Objective: The objectives of this study are to determine immunization rates at discharge from the neonatal intensive care unit (NICU) among infants 2 months of age and above and to evaluate risk factors for underimmunization. Study Design: A retrospective cohort study was performed for infants in six NICUs in the Northern California Kaiser Permanente Medical Care Program. Immunization status at discharge was determined for all infants discharged on or after age 60 days. Logistic regression was used to identify risk factors for underimmunization at the time of discharge. Result: Of 668 infants discharged on or after age 60 days from the NICU, 51% were up-to-date for routine immunizations. Twenty-seven percent of infants had received no vaccines. Factors associated with higher immunization rates at discharge include history of mechanical ventilation, congenital heart disease and a diagnosis of apnea or bronchopulmonary dysplasia during the NICU stay, whereas surgery was associated with lower immunization rates. Conclusion: A significant proportion of infants discharged on or after 2 months of age in the NICU in this health system was unimmunized or underimmunized at discharge. Further efforts should be made to improve immunization rates prior to discharge.
- delayed immunization
- neonatal intensive care unit

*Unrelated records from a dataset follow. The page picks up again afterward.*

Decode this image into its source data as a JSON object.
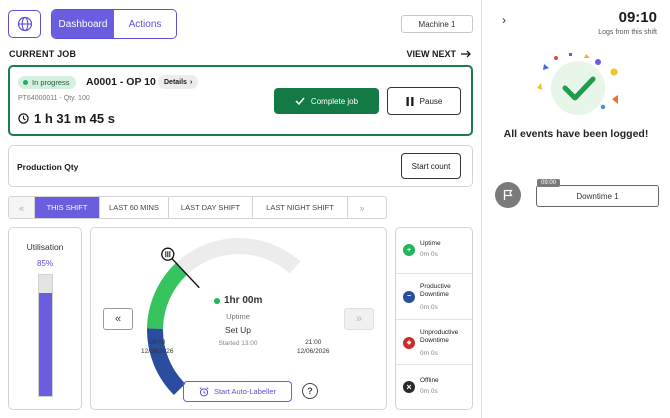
{
  "header": {
    "tabs": [
      {
        "label": "Dashboard",
        "active": true
      },
      {
        "label": "Actions",
        "active": false
      }
    ],
    "machine_select": "Machine 1",
    "icon": "globe-icon"
  },
  "current_job": {
    "section_title": "CURRENT JOB",
    "view_next_label": "VIEW NEXT",
    "status": "In progress",
    "job_id": "A0001 - OP 10",
    "details_label": "Details",
    "sub": "PT64000011 - Qty. 100",
    "elapsed": "1 h 31 m 45 s",
    "complete_label": "Complete job",
    "pause_label": "Pause",
    "accent": "#137a45"
  },
  "production": {
    "label": "Production Qty",
    "start_count_label": "Start count"
  },
  "time_tabs": {
    "items": [
      {
        "label": "THIS SHIFT",
        "selected": true
      },
      {
        "label": "LAST 60 MINS",
        "selected": false
      },
      {
        "label": "LAST DAY SHIFT",
        "selected": false
      },
      {
        "label": "LAST NIGHT SHIFT",
        "selected": false
      }
    ]
  },
  "utilisation": {
    "title": "Utilisation",
    "value_text": "85%",
    "value": 0.85,
    "color": "#6a5de0"
  },
  "gauge": {
    "current_value": "1hr 00m",
    "current_label": "Uptime",
    "state": "Set Up",
    "started": "Started 13:00",
    "start_time": "09:00",
    "start_date": "12/06/2026",
    "end_time": "21:00",
    "end_date": "12/06/2026",
    "segments": [
      {
        "name": "Productive Downtime",
        "fraction": 0.17,
        "color": "#2b4da0"
      },
      {
        "name": "Uptime",
        "fraction": 0.17,
        "color": "#35c45e"
      }
    ],
    "progress": 0.34,
    "auto_labeller_label": "Start Auto-Labeller",
    "help_label": "?"
  },
  "legend": {
    "items": [
      {
        "name": "Uptime",
        "time": "0m 0s",
        "color": "#21b65a",
        "icon": "plus-icon",
        "glyph": "+"
      },
      {
        "name": "Productive Downtime",
        "time": "0m 0s",
        "color": "#2b4da0",
        "icon": "minus-icon",
        "glyph": "−"
      },
      {
        "name": "Unproductive Downtime",
        "time": "0m 0s",
        "color": "#d02b2b",
        "icon": "diamond-icon",
        "glyph": "◆"
      },
      {
        "name": "Offline",
        "time": "0m 0s",
        "color": "#2a2a2a",
        "icon": "x-icon",
        "glyph": "×"
      }
    ]
  },
  "side": {
    "clock": "09:10",
    "subtitle": "Logs from this shift",
    "message": "All events have been logged!",
    "event": {
      "time": "09:00",
      "label": "Downtime 1"
    }
  }
}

ASJC Scopus subject areas
- Pediatrics, Perinatology, and Child Health
- Obstetrics and Gynecology